The Triostar Stromanthe, or Stromanthe sanguinea, is a stunning, leafy houseplant that looks like it’s been hand-painted with strokes of deep green, brilliant pink, and cream. Its long, paddle-shaped leaves change configuration during the day and night, and I often hear the distinct crackle of one of its leaves unfurling to reveal a new, completely unique tri-colored pattern.
If you’ve thought about bringing a Triostar Stromanthe into your space, you likely already know that it has a reputation for being a “tricky” houseplant. Fortunately, I haven’t found this to be the case, and with these 6 tips, I’m confident you won’t either:
1. Make your living space tropical.
The Triostar Stromanthe is native to the Brazilian rainforest, so it thrives in warmth and humidity. I live near the ocean, so my apartment is naturally quite humid, but there are easy ways to create humidity for your Stromanthe, even if you live somewhere dry. First, don’t underestimate the power of a bathroom. The warmth and steam from frequent showers can moisten the air nearby, so placing your Stromanthe in or near a bathroom can simulate a humid rainforest environment. If your bathroom is already overflowing with plants and you just don’t have the room for your new addition, you can also lightly mist its leaves with a spray bottle. If possible, mist in the morning and wait several days for the leaves to dry completely between mistings. This will prevent mold and fungus from growing on your Stromanthe’s leaves.
2. Sunlight is good, in moderation.
I learned this one the hard way. I’m lucky, and my apartment has huge south-facing windows that absolutely bake the back room in sunlight for most of the day. This is where I work, so naturally I put all my favorite plants in that room. A few days after moving my Stromanthe into my office, I noticed the edges of its leaves turning crisp and brown. It was literally burning in the sun. As I thought more about this, it made perfect sense. In the rainforest, the Triostar Stromanthe sits below the tree canopy, so indirect, bright light, like the tropical sun filtering through a canopy of rainforest leaves, suits it better than aggressive, direct southern sunlight. You can simulate this rainforest-floor light by placing your Triostar Stromanthe in a bright room in your house, outside the direct path of the sun.
3. This plant is thirsty, and it will tell you so.
I keep my Triostar Stromanthe in a room I’m in every day specifically so I can watch its leaves and soil and avoid needing to adhere to a strict watering schedule. I mostly watch the top of the soil, especially near the walls of its pot. When that topsoil appears to slightly peel away from the edges, this means the soil is dry and it’s time to generously water. A goose neck watering can helps here, so you can access the base of the plant and avoid pouring water on its leaves, which will instantly redirect that water onto your floor. In a fairly humid apartment in a bright sunroom, I end up watering my Triostar Stromanthe about once every three days. And I don’t mean “watering” in the dainty sense. I take my dog’s huge bowl of leftover water and dump it near the base of the plant, until the soil is dark and fully saturated. If any water seeps out onto its drip tray, I’ll dump it in the sink to prevent root rot.

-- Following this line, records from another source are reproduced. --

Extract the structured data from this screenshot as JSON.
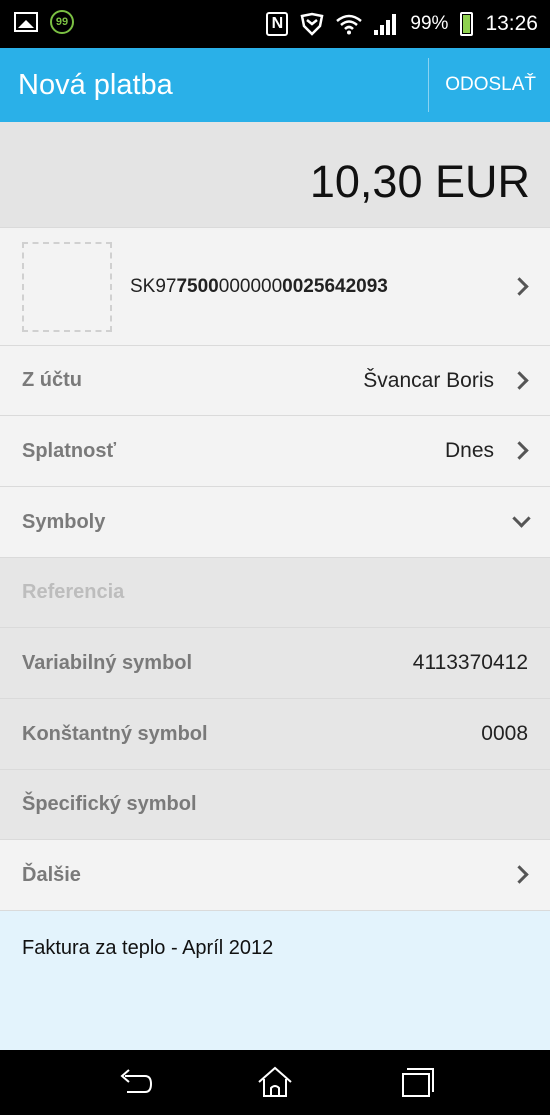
{
  "status_bar": {
    "notification_badge": "99",
    "nfc_glyph": "N",
    "battery": "99%",
    "time": "13:26"
  },
  "action_bar": {
    "title": "Nová platba",
    "send_label": "ODOSLAŤ"
  },
  "payment": {
    "amount": "10,30 EUR",
    "iban_parts": [
      {
        "text": "SK97",
        "bold": false
      },
      {
        "text": "7500",
        "bold": true
      },
      {
        "text": "000000",
        "bold": false
      },
      {
        "text": "0025642093",
        "bold": true
      }
    ]
  },
  "rows": {
    "from_account": {
      "label": "Z účtu",
      "value": "Švancar Boris"
    },
    "due_date": {
      "label": "Splatnosť",
      "value": "Dnes"
    },
    "symbols": {
      "label": "Symboly"
    },
    "reference": {
      "label": "Referencia"
    },
    "variable_symbol": {
      "label": "Variabilný symbol",
      "value": "4113370412"
    },
    "constant_symbol": {
      "label": "Konštantný symbol",
      "value": "0008"
    },
    "specific_symbol": {
      "label": "Špecifický symbol"
    },
    "more": {
      "label": "Ďalšie"
    }
  },
  "note": {
    "text": "Faktura za teplo - Apríl 2012"
  },
  "colors": {
    "action_bar": "#2ab0e8",
    "note_background": "#e3f3fc",
    "battery": "#8fd14f"
  }
}
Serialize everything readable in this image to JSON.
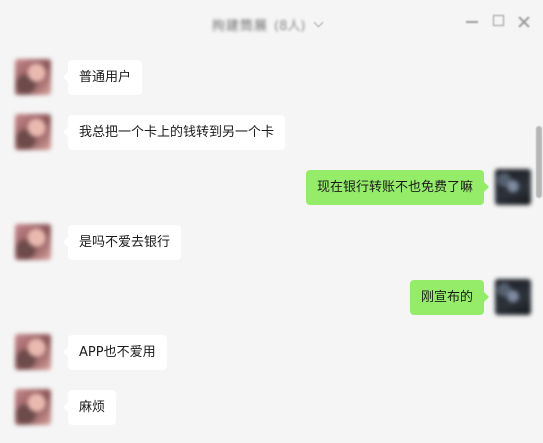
{
  "window": {
    "title": "拘建筒展",
    "member_count": "(8人)"
  },
  "messages": [
    {
      "side": "left",
      "text": "普通用户"
    },
    {
      "side": "left",
      "text": "我总把一个卡上的钱转到另一个卡"
    },
    {
      "side": "right",
      "text": "现在银行转账不也免费了嘛"
    },
    {
      "side": "left",
      "text": "是吗不爱去银行"
    },
    {
      "side": "right",
      "text": "刚宣布的"
    },
    {
      "side": "left",
      "text": "APP也不爱用"
    },
    {
      "side": "left",
      "text": "麻烦"
    }
  ],
  "colors": {
    "background": "#f5f5f5",
    "incoming_bubble": "#ffffff",
    "outgoing_bubble": "#95ec69"
  }
}
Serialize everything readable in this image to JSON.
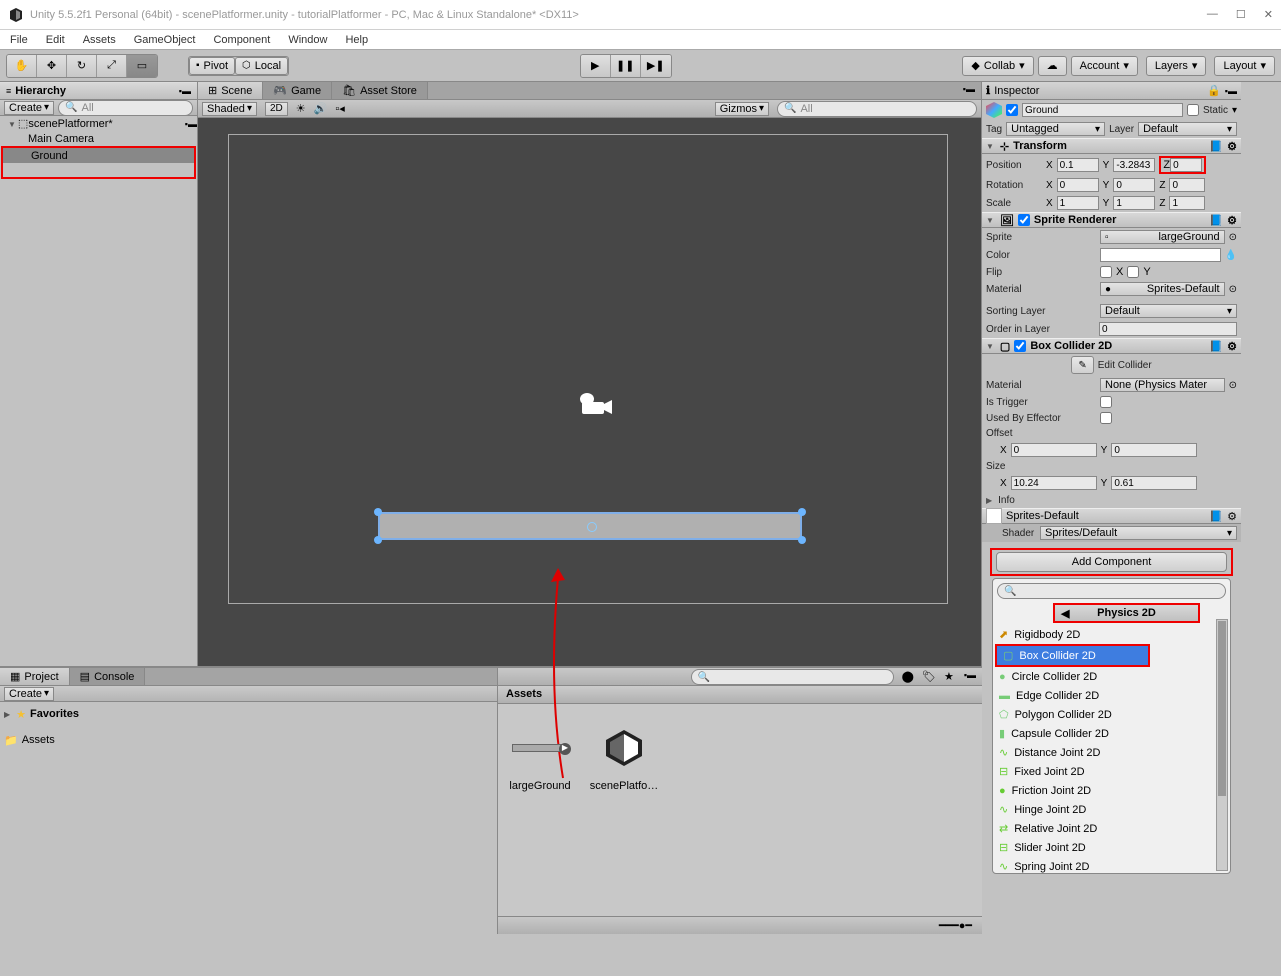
{
  "title": "Unity 5.5.2f1 Personal (64bit) - scenePlatformer.unity - tutorialPlatformer - PC, Mac & Linux Standalone* <DX11>",
  "menu": [
    "File",
    "Edit",
    "Assets",
    "GameObject",
    "Component",
    "Window",
    "Help"
  ],
  "toolbar": {
    "pivot": "Pivot",
    "local": "Local",
    "collab": "Collab",
    "account": "Account",
    "layers": "Layers",
    "layout": "Layout"
  },
  "hierarchy": {
    "tabLabel": "Hierarchy",
    "create": "Create",
    "searchPlaceholder": "All",
    "scene": "scenePlatformer*",
    "items": [
      "Main Camera",
      "Ground"
    ]
  },
  "sceneTabs": {
    "scene": "Scene",
    "game": "Game",
    "asset": "Asset Store"
  },
  "sceneBar": {
    "shaded": "Shaded",
    "mode2d": "2D",
    "gizmos": "Gizmos",
    "searchPlaceholder": "All"
  },
  "project": {
    "tabProject": "Project",
    "tabConsole": "Console",
    "create": "Create",
    "favorites": "Favorites",
    "assets": "Assets"
  },
  "assetsPanel": {
    "header": "Assets",
    "items": [
      "largeGround",
      "scenePlatfo…"
    ]
  },
  "inspector": {
    "tab": "Inspector",
    "name": "Ground",
    "static": "Static",
    "tagLabel": "Tag",
    "tagValue": "Untagged",
    "layerLabel": "Layer",
    "layerValue": "Default",
    "transform": {
      "title": "Transform",
      "position": "Position",
      "rotation": "Rotation",
      "scale": "Scale",
      "px": "0.1",
      "py": "-3.2843",
      "pz": "0",
      "rx": "0",
      "ry": "0",
      "rz": "0",
      "sx": "1",
      "sy": "1",
      "sz": "1"
    },
    "spriteRenderer": {
      "title": "Sprite Renderer",
      "spriteLabel": "Sprite",
      "spriteValue": "largeGround",
      "colorLabel": "Color",
      "flipLabel": "Flip",
      "flipX": "X",
      "flipY": "Y",
      "materialLabel": "Material",
      "materialValue": "Sprites-Default",
      "sortingLayerLabel": "Sorting Layer",
      "sortingLayerValue": "Default",
      "orderLabel": "Order in Layer",
      "orderValue": "0"
    },
    "boxCollider": {
      "title": "Box Collider 2D",
      "editCollider": "Edit Collider",
      "materialLabel": "Material",
      "materialValue": "None (Physics Mater",
      "isTriggerLabel": "Is Trigger",
      "usedByEffectorLabel": "Used By Effector",
      "offsetLabel": "Offset",
      "ox": "0",
      "oy": "0",
      "sizeLabel": "Size",
      "sx": "10.24",
      "sy": "0.61",
      "infoLabel": "Info"
    },
    "materialPreview": {
      "name": "Sprites-Default",
      "shaderLabel": "Shader",
      "shaderValue": "Sprites/Default"
    },
    "addComponent": "Add Component"
  },
  "componentMenu": {
    "searchPlaceholder": "",
    "header": "Physics 2D",
    "items": [
      "Rigidbody 2D",
      "Box Collider 2D",
      "Circle Collider 2D",
      "Edge Collider 2D",
      "Polygon Collider 2D",
      "Capsule Collider 2D",
      "Distance Joint 2D",
      "Fixed Joint 2D",
      "Friction Joint 2D",
      "Hinge Joint 2D",
      "Relative Joint 2D",
      "Slider Joint 2D",
      "Spring Joint 2D"
    ]
  }
}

4. It’s Fido-approved.
Speaking of the dog… My puppy loves to nibble on my plants when I’m not watching, so finding pet-safe plants has been critical for me. While I still protect my painted beauty from my pup’s grazing, the Triostar Stromanthe is safe for him, in the event he gets to it before I get to him.
5. Spring is go-time.
I’ve repotted my Stromanthe once since I bought it 5 years ago, and made the “mistake” of relocating it to a pot that looked far too wide and shallow. General guidance says to size up 1-2” in diameter every time you repot a plant, but my new indigo pot exceeded that guidance by about 4”. Fortunately, this hasn’t deterred my Triostar Stromanthe from explosive growth, partially, I think, because I’m conservative about watering it. To avoid the same misstep, plan on repotting your Triostar Stromanthe every couple years in the spring or early summer, when it’s naturally inclined to adapt to change. Choose a pot that’s about 2” wider in diameter than the one it’s currently in.
6. Don’t sleep on it.
The Triostar Stromanthe is part of the prayer plant family, which is characterized by a charming quirk: at night, their leaves fold together, resembling a pair of praying hands. Friends have described this behavior slightly differently, dubbing my Triostar Stromanthe my “Party Plant.” Every night, its leaves shoot skyward, resembling a crowd of concert goers with their arms raised. To enjoy your Triostar Stromanthe fully, with all its diurnal rhythms, put it in a room that you spend time in in the evening. You won’t be disappointed.
With warmth, bright, indirect sunlight, and frequent watering, the Triostar Stromanthe will become a proud centerpiece in your home. Especially if you’re like me – lazy about hanging pictures and paintings – this beauty is the perfect living art for your space.